START MATERIAL FOR THE TASK

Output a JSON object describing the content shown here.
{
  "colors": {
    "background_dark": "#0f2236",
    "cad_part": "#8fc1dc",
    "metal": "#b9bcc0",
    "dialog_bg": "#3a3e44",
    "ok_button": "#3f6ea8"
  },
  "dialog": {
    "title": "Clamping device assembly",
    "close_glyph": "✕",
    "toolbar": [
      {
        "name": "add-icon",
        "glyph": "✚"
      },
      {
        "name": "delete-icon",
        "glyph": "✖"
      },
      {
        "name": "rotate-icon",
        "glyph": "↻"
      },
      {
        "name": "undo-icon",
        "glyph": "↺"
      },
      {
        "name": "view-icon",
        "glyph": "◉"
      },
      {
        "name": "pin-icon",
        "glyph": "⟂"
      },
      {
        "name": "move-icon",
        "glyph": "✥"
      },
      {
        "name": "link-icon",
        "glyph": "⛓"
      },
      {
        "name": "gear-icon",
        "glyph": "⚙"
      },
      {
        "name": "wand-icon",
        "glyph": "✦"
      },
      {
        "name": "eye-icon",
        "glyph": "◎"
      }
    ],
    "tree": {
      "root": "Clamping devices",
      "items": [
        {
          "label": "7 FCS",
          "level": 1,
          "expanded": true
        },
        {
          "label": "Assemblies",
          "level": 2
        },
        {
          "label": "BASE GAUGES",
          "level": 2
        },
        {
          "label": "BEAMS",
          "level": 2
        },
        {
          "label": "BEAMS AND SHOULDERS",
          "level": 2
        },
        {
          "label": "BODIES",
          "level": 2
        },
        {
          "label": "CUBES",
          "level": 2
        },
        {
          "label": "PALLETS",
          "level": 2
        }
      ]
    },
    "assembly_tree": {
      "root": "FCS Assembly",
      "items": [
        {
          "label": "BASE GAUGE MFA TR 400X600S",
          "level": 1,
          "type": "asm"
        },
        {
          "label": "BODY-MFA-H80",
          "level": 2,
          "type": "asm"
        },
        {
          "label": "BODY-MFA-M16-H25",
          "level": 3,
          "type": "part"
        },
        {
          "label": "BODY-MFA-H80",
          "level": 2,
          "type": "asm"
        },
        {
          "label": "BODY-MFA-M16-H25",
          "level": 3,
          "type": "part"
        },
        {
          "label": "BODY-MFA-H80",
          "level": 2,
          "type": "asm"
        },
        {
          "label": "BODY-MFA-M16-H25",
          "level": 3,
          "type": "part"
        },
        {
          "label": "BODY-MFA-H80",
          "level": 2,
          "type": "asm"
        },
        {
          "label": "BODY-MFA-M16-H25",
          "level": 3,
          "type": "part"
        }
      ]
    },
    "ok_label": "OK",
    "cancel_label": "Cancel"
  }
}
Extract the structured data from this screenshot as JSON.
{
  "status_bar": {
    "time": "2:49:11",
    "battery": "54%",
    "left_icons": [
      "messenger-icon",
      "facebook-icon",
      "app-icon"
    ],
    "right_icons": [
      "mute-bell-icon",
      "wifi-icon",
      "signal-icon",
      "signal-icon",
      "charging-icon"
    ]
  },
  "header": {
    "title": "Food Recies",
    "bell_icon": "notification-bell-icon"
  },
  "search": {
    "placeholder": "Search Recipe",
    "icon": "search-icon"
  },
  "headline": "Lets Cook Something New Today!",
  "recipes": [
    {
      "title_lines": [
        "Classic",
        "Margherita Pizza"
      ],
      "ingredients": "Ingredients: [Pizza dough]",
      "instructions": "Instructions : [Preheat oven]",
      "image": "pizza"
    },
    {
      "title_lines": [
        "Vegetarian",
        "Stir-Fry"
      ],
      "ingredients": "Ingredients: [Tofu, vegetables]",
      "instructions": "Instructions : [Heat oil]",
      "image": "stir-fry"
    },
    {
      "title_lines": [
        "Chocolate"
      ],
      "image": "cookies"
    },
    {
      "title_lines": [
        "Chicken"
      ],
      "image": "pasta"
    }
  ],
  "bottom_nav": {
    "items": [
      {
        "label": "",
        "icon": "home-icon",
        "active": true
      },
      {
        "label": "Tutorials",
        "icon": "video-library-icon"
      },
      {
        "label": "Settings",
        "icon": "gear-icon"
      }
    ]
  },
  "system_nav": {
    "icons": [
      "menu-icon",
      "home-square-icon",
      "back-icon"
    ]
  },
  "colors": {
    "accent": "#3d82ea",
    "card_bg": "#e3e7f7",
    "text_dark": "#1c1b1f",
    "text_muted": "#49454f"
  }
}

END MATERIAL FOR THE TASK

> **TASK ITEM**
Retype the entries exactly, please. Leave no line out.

> **SOLUTION TO THIS EXERCISE**
Output a JSON object describing the content shown here.
{
  "colors": {
    "background_dark": "#0f2236",
    "cad_part": "#8fc1dc",
    "metal": "#b9bcc0",
    "dialog_bg": "#3a3e44",
    "ok_button": "#3f6ea8"
  },
  "dialog": {
    "title": "Clamping device assembly",
    "close_glyph": "✕",
    "toolbar": [
      {
        "name": "add-icon",
        "glyph": "✚"
      },
      {
        "name": "delete-icon",
        "glyph": "✖"
      },
      {
        "name": "rotate-icon",
        "glyph": "↻"
      },
      {
        "name": "undo-icon",
        "glyph": "↺"
      },
      {
        "name": "view-icon",
        "glyph": "◉"
      },
      {
        "name": "pin-icon",
        "glyph": "⟂"
      },
      {
        "name": "move-icon",
        "glyph": "✥"
      },
      {
        "name": "link-icon",
        "glyph": "⛓"
      },
      {
        "name": "gear-icon",
        "glyph": "⚙"
      },
      {
        "name": "wand-icon",
        "glyph": "✦"
      },
      {
        "name": "eye-icon",
        "glyph": "◎"
      }
    ],
    "tree": {
      "root": "Clamping devices",
      "items": [
        {
          "label": "7 FCS",
          "level": 1,
          "expanded": true
        },
        {
          "label": "Assemblies",
          "level": 2
        },
        {
          "label": "BASE GAUGES",
          "level": 2
        },
        {
          "label": "BEAMS",
          "level": 2
        },
        {
          "label": "BEAMS AND SHOULDERS",
          "level": 2
        },
        {
          "label": "BODIES",
          "level": 2
        },
        {
          "label": "CUBES",
          "level": 2
        },
        {
          "label": "PALLETS",
          "level": 2
        }
      ]
    },
    "assembly_tree": {
      "root": "FCS Assembly",
      "items": [
        {
          "label": "BASE GAUGE MFA TR 400X600S",
          "level": 1,
          "type": "asm"
        },
        {
          "label": "BODY-MFA-H80",
          "level": 2,
          "type": "asm"
        },
        {
          "label": "BODY-MFA-M16-H25",
          "level": 3,
          "type": "part"
        },
        {
          "label": "BODY-MFA-H80",
          "level": 2,
          "type": "asm"
        },
        {
          "label": "BODY-MFA-M16-H25",
          "level": 3,
          "type": "part"
        },
        {
          "label": "BODY-MFA-H80",
          "level": 2,
          "type": "asm"
        },
        {
          "label": "BODY-MFA-M16-H25",
          "level": 3,
          "type": "part"
        },
        {
          "label": "BODY-MFA-H80",
          "level": 2,
          "type": "asm"
        },
        {
          "label": "BODY-MFA-M16-H25",
          "level": 3,
          "type": "part"
        }
      ]
    },
    "ok_label": "OK",
    "cancel_label": "Cancel"
  }
}
Extract the structured data from this screenshot as JSON.
{
  "status_bar": {
    "time": "2:49:11",
    "battery": "54%",
    "left_icons": [
      "messenger-icon",
      "facebook-icon",
      "app-icon"
    ],
    "right_icons": [
      "mute-bell-icon",
      "wifi-icon",
      "signal-icon",
      "signal-icon",
      "charging-icon"
    ]
  },
  "header": {
    "title": "Food Recies",
    "bell_icon": "notification-bell-icon"
  },
  "search": {
    "placeholder": "Search Recipe",
    "icon": "search-icon"
  },
  "headline": "Lets Cook Something New Today!",
  "recipes": [
    {
      "title_lines": [
        "Classic",
        "Margherita Pizza"
      ],
      "ingredients": "Ingredients: [Pizza dough]",
      "instructions": "Instructions : [Preheat oven]",
      "image": "pizza"
    },
    {
      "title_lines": [
        "Vegetarian",
        "Stir-Fry"
      ],
      "ingredients": "Ingredients: [Tofu, vegetables]",
      "instructions": "Instructions : [Heat oil]",
      "image": "stir-fry"
    },
    {
      "title_lines": [
        "Chocolate"
      ],
      "image": "cookies"
    },
    {
      "title_lines": [
        "Chicken"
      ],
      "image": "pasta"
    }
  ],
  "bottom_nav": {
    "items": [
      {
        "label": "",
        "icon": "home-icon",
        "active": true
      },
      {
        "label": "Tutorials",
        "icon": "video-library-icon"
      },
      {
        "label": "Settings",
        "icon": "gear-icon"
      }
    ]
  },
  "system_nav": {
    "icons": [
      "menu-icon",
      "home-square-icon",
      "back-icon"
    ]
  },
  "colors": {
    "accent": "#3d82ea",
    "card_bg": "#e3e7f7",
    "text_dark": "#1c1b1f",
    "text_muted": "#49454f"
  }
}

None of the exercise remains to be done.